Work instruction – Read through the data and report every line in which the word "views" occurs.

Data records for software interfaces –
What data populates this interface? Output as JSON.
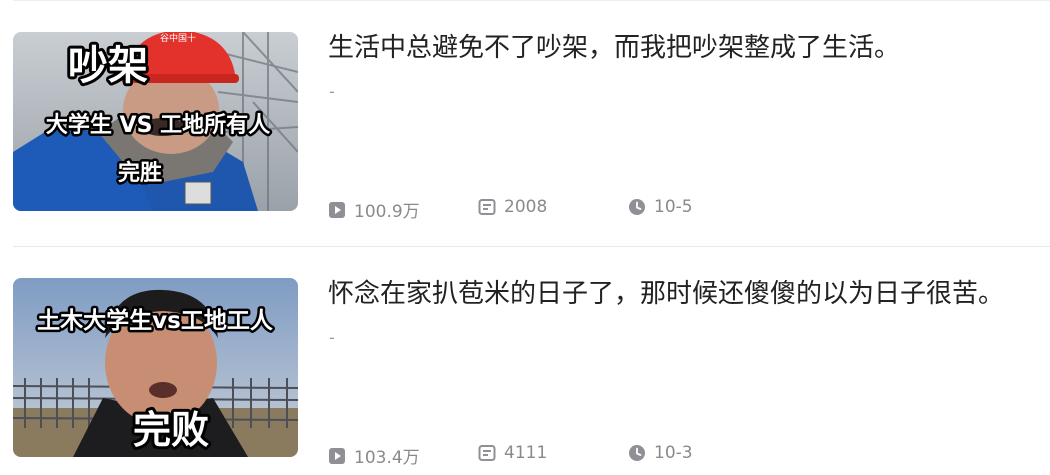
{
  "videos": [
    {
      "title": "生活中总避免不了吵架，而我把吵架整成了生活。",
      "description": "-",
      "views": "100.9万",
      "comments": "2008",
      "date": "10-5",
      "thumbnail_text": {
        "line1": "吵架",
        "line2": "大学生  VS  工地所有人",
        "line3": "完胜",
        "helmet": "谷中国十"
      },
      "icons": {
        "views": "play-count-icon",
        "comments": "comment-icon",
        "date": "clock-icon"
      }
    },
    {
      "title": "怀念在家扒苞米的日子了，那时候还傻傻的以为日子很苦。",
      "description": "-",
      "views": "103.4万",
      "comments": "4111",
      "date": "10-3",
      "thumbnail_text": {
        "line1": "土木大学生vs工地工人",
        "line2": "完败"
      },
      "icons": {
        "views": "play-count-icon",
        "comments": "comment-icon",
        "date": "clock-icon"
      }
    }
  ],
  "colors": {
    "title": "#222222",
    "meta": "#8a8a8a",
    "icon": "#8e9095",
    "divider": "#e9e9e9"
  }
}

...

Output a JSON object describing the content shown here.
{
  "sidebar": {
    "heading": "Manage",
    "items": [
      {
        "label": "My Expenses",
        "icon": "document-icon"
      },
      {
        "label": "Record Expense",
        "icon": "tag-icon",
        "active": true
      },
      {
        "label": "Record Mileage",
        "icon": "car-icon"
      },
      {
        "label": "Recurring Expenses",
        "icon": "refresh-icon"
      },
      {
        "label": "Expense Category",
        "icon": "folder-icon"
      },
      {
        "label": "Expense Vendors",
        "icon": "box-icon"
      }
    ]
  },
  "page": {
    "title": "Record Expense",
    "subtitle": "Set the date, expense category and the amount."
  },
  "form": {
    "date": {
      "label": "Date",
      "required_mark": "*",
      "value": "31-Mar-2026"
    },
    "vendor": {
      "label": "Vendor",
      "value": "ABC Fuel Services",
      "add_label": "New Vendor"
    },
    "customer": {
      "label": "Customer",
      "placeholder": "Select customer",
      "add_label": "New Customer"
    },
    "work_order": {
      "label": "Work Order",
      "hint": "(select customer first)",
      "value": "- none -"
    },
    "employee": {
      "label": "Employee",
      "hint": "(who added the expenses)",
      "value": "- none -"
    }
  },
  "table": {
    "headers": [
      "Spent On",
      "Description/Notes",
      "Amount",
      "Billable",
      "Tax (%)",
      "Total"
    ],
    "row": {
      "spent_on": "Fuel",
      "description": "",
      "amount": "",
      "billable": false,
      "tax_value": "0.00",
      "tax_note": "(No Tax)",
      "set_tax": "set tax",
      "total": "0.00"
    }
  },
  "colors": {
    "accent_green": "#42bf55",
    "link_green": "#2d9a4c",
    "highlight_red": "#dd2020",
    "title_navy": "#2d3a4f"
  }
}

Solution to this task –
      "views": "100.9万",
        "views": "play-count-icon",
      "views": "103.4万",
        "views": "play-count-icon",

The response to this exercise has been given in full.